To the point week of 2/15/07


AN INTERESTING BILL made its way through the Indiana Senate’s Homeland Security, Transportation, and Veterans Affairs Committee on Tuesday; and as our state struggles with all sorts of issues, from the budget to education, this one could be felt the soonest here – especially among young people.

Senate Bill 487, if passed and made law, would move back the age at which a teenager can apply for a learning permit and a driver’s license.

At this time, a 15-year old can apply for a learner’s permit; and 30 days after their 16th birthday – if they have had the learner’s permit for at least 60 days – they can take the tests to get their driver’s license.

We all remember that day, don’t we? We couldn’t tell you the date of American independence in history class, but we could tell you how many days it was until we got our driver’s license.

You turn 16, and you’ve got 30 more days to wait.

But if this bill becomes law, a teen would have to hold a learner’s permit for 180 days; and they wouldn’t be able to try and get their driver’s license until six months after their 16th birthday.

All of this would be implemented gradually, with the full law being in affect on January 1st, 2010.

That means that teens would wait an additional five months to get to drive alone.

But that’s not all Senate Bill 487 says.

It also places other restrictions on new drivers. Currently, a person in Indiana with a driver’s license is “probationary” until they are 18 years old. Under the proposed bill:

– Anyone holding a probationary license (under 18) would not be allowed to use a cell phone or any other hand held device. That means things like iPods and MP3 players and walkie-talkies, anything you could hold in your hand while driving down the road.

The bill doesn’t address food, however. It’s probably just as dangerous to talk on your cell phone or eat a Big Mac while driving your car, and it doesn’t do your health any good, either.

– Here’s a biggie: drivers with probationary licenses would not be allowed to drive between the hours of 10 p.m. and 5 a.m., Sunday through Thursday; and midnight to 5 a.m. on Fridays and Saturdays.

Parents, there won’t be any need to set a curfew for your teenager anymore, the state has done that for you.

The bill does make an exception for teens who are driving to or from work, a school event; or a church event. They are also allowed to be out past the curfew if they have an adult who is at least 25 years old in the car with them.

– Similar to the law now, a new driver would not be able to have any passengers in the car with them other than adults and siblings for the first 90 days that they have their license.

Although that seems the same, remember that a new driver would be five months older at the time they get their license.

– One interesting provision in the bill is that any teen wanting a driver’s license would have to have at least 50 hours of driving practice, and at least 10 hours of that has to be at night, before they can get their license.

The bill passed by a slim 5-4 vote on Tuesday, and our state senator Jim Lewis was one of the committee members who voted for the bill. Remember: it only becomes law if the entire Senate passes it and the House follows suit.

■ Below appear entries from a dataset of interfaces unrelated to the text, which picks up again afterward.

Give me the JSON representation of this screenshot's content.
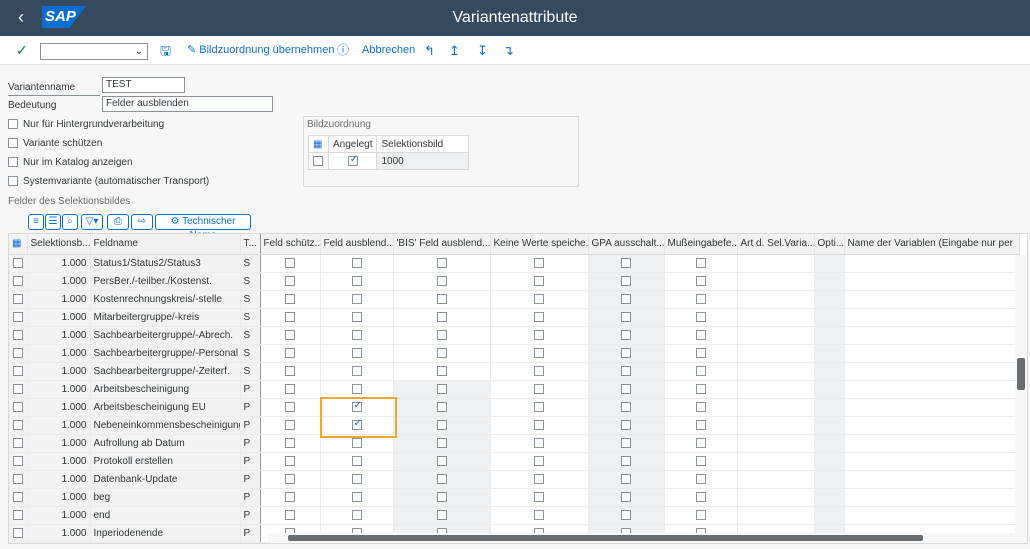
{
  "titlebar": {
    "back_icon": "chevron-left-icon",
    "logo": "SAP",
    "title": "Variantenattribute"
  },
  "toolbar": {
    "check_icon": "check-icon",
    "dropdown_value": "",
    "save_icon": "save-icon",
    "bild_label": "Bildzuordnung übernehmen",
    "info_icon": "info-icon",
    "cancel_label": "Abbrechen"
  },
  "form": {
    "variant_name_label": "Variantenname",
    "variant_name_value": "TEST",
    "meaning_label": "Bedeutung",
    "meaning_value": "Felder ausblenden",
    "options": [
      {
        "label": "Nur für Hintergrundverarbeitung",
        "checked": false
      },
      {
        "label": "Variante schützen",
        "checked": false
      },
      {
        "label": "Nur im Katalog anzeigen",
        "checked": false
      },
      {
        "label": "Systemvariante (automatischer Transport)",
        "checked": false
      }
    ]
  },
  "bildzuordnung": {
    "title": "Bildzuordnung",
    "col_created": "Angelegt",
    "col_screen": "Selektionsbild",
    "row_screen": "1000",
    "row_created": true
  },
  "section_title": "Felder des Selektionsbildes",
  "tech_name_button": "Technischer Name",
  "grid": {
    "headers": [
      "Selektionsb...",
      "Feldname",
      "T...",
      "Feld schütz...",
      "Feld ausblend...",
      "'BIS' Feld ausblend...",
      "Keine Werte speiche...",
      "GPA ausschalt...",
      "Mußeingabefe...",
      "Art d. Sel.Varia...",
      "Opti...",
      "Name der Variablen (Eingabe nur per"
    ],
    "rows": [
      {
        "screen": "1.000",
        "field": "Status1/Status2/Status3",
        "type": "S",
        "hide": false
      },
      {
        "screen": "1.000",
        "field": "PersBer./-teilber./Kostenst.",
        "type": "S",
        "hide": false
      },
      {
        "screen": "1.000",
        "field": "Kostenrechnungskreis/-stelle",
        "type": "S",
        "hide": false
      },
      {
        "screen": "1.000",
        "field": "Mitarbeitergruppe/-kreis",
        "type": "S",
        "hide": false
      },
      {
        "screen": "1.000",
        "field": "Sachbearbeitergruppe/-Abrech.",
        "type": "S",
        "hide": false
      },
      {
        "screen": "1.000",
        "field": "Sachbearbeitergruppe/-Personal",
        "type": "S",
        "hide": false
      },
      {
        "screen": "1.000",
        "field": "Sachbearbeitergruppe/-Zeiterf.",
        "type": "S",
        "hide": false
      },
      {
        "screen": "1.000",
        "field": "Arbeitsbescheinigung",
        "type": "P",
        "hide": false
      },
      {
        "screen": "1.000",
        "field": "Arbeitsbescheinigung EU",
        "type": "P",
        "hide": true
      },
      {
        "screen": "1.000",
        "field": "Nebeneinkommensbescheinigung",
        "type": "P",
        "hide": true
      },
      {
        "screen": "1.000",
        "field": "Aufrollung ab Datum",
        "type": "P",
        "hide": false
      },
      {
        "screen": "1.000",
        "field": "Protokoll erstellen",
        "type": "P",
        "hide": false
      },
      {
        "screen": "1.000",
        "field": "Datenbank-Update",
        "type": "P",
        "hide": false
      },
      {
        "screen": "1.000",
        "field": "beg",
        "type": "P",
        "hide": false
      },
      {
        "screen": "1.000",
        "field": "end",
        "type": "P",
        "hide": false
      },
      {
        "screen": "1.000",
        "field": "Inperiodenende",
        "type": "P",
        "hide": false
      }
    ]
  },
  "colors": {
    "shell": "#354a5f",
    "accent": "#0a6ed1",
    "highlight": "#f0a830"
  }
}
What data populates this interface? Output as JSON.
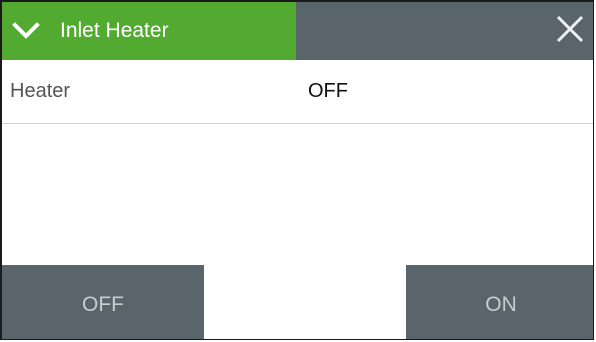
{
  "panel": {
    "title": "Inlet Heater",
    "accent_color": "#52ab30",
    "header_color": "#5a656b",
    "icons": {
      "collapse": "chevron-down-icon",
      "close": "close-icon"
    }
  },
  "rows": [
    {
      "label": "Heater",
      "value": "OFF"
    }
  ],
  "actions": {
    "off_label": "OFF",
    "on_label": "ON"
  }
}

Now before teenagers start picketing and protesting, the bill does come at a time when more and more schools are getting out of the driver’s education business. Here at Switzerland County, driver’s education is contracted through a private company, so it’s no longer a school class, but the sign up for the program is still done through the high school, and high school classrooms are used.

Even with privatization of driver’s education, what the bill really needs to target is the amount of time that a student driver is behind the wheel before they “pass” driver’s education.

Currently a student must drive for six hours, but that is woefully inadequate when you consider that the child is spending time with a trained instructor. What the law needs to mandate is that a student taking an approved driver’s education course must drive more time before completing the course.

Overall, the bill seems nearly impossible to enforce if it ever did become law. Are we really willing to have our law enforcement officers patrolling for 17 year old drivers after 10 p.m. on a Thursday night?

Isn’t there something more important for them to do?

One of the senators voting against the measure, Senator Mike Delph of Carmel, told The Indianapolis Star that the bill was: “…another example of government trying to overstep its boundaries and take up the role of parents.”

As the father of three daughters, I have been particularly interested in the level of driving training that a teenager gets here in Switzerland County before being turned out on the streets with a car and a license.

I remember the test administrator at the license branch telling my oldest daughter that he took his job very seriously, because when he signed her license, that meant that she could drive to California if she wanted to.

I appreciated that, because it is a big responsibility.

As the editor of this newspaper, I also see numerous traffic accident reports because kids had problems getting out of the high school parking lot; someone tried to turn into a gas station without using their signal and got rear ended; or someone slid off of the roadway at night because they were going too fast for the conditions.

Accidents can happen to anyone, but it seems that an abnormal proportion of accidents here happen to teens who haven’t had their licenses very long.

Is legislation the answer? I don’t believe so, because it would be nearly impossible to enforce. What needs to happen is for adults to have meaningful talks with their kids about how dangerous it is to eat, call, text message, change the CD, or anything else that takes your eyes off of the road while your driving.

And then, as adults, we need to practice what we preach.